-- DESCRIPTION OF THE TASK --
Keep only the lines of the material below that contain the word "icon". Copy those lines.

-- RECORD EXTRACTS --
————

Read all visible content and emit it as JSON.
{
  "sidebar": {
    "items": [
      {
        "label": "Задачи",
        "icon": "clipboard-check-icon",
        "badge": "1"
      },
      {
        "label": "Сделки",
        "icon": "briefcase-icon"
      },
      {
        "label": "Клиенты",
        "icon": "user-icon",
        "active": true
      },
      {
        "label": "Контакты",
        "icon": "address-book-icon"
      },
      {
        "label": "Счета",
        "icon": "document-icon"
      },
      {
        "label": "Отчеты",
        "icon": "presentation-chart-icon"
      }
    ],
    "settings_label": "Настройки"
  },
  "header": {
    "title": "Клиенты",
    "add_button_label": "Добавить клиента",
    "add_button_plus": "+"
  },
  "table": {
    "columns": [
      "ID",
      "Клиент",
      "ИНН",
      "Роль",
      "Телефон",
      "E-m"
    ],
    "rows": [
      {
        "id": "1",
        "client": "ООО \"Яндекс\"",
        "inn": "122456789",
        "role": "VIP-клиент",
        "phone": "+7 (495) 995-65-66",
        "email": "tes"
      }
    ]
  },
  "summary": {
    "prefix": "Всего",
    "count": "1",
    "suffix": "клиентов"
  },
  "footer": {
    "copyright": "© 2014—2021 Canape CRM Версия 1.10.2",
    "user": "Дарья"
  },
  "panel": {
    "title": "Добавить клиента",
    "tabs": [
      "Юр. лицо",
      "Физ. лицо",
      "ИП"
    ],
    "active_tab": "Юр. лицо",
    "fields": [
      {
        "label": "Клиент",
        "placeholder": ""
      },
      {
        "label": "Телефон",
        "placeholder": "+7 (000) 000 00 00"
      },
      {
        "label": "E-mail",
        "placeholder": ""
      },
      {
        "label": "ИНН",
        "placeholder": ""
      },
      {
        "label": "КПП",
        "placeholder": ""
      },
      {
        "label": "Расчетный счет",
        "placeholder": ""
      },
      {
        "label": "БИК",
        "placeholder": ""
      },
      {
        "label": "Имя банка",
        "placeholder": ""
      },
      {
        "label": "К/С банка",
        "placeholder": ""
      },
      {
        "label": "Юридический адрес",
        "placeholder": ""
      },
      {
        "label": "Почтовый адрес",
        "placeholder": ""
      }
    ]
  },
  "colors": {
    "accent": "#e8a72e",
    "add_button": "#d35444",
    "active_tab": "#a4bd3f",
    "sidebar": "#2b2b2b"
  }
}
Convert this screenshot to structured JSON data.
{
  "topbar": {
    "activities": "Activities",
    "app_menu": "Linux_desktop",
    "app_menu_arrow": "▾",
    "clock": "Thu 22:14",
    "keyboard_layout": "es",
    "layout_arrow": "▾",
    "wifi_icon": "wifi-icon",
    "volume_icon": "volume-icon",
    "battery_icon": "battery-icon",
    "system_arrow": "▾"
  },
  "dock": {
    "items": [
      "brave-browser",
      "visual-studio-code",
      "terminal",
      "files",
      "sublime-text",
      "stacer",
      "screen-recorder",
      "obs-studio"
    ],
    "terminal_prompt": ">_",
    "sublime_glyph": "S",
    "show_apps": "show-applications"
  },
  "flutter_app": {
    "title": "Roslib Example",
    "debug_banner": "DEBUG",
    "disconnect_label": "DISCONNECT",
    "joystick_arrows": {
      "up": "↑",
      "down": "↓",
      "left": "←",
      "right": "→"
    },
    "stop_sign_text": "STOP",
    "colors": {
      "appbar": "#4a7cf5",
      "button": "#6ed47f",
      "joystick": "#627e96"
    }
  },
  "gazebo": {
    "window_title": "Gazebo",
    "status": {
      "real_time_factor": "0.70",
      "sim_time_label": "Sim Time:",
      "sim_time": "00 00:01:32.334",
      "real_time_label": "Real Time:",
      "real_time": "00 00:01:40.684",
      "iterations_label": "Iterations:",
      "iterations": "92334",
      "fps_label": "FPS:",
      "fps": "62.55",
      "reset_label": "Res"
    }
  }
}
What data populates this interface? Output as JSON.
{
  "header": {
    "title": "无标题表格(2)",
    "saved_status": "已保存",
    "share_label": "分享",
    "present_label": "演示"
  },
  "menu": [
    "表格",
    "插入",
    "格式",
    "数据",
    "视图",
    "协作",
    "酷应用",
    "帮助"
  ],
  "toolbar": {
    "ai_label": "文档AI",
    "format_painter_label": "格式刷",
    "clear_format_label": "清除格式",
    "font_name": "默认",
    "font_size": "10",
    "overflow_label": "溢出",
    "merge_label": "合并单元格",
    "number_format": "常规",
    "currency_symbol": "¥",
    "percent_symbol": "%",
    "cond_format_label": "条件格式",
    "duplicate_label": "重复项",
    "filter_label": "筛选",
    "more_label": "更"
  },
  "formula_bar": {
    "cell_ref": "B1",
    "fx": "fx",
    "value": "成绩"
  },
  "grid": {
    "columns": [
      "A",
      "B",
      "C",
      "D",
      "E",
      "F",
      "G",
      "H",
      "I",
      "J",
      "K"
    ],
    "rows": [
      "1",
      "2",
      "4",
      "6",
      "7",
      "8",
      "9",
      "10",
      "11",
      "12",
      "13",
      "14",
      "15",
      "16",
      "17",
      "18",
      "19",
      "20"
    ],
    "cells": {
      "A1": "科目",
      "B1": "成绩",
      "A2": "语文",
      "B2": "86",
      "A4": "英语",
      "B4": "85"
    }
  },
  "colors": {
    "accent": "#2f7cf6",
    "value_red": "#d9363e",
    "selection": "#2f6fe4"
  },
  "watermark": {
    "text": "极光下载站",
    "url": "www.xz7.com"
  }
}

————

-- RESULT BELOW --
        "icon": "clipboard-check-icon",
        "icon": "briefcase-icon"
        "icon": "user-icon",
        "icon": "address-book-icon"
        "icon": "document-icon"
        "icon": "presentation-chart-icon"
    "wifi_icon": "wifi-icon",
    "volume_icon": "volume-icon",
    "battery_icon": "battery-icon",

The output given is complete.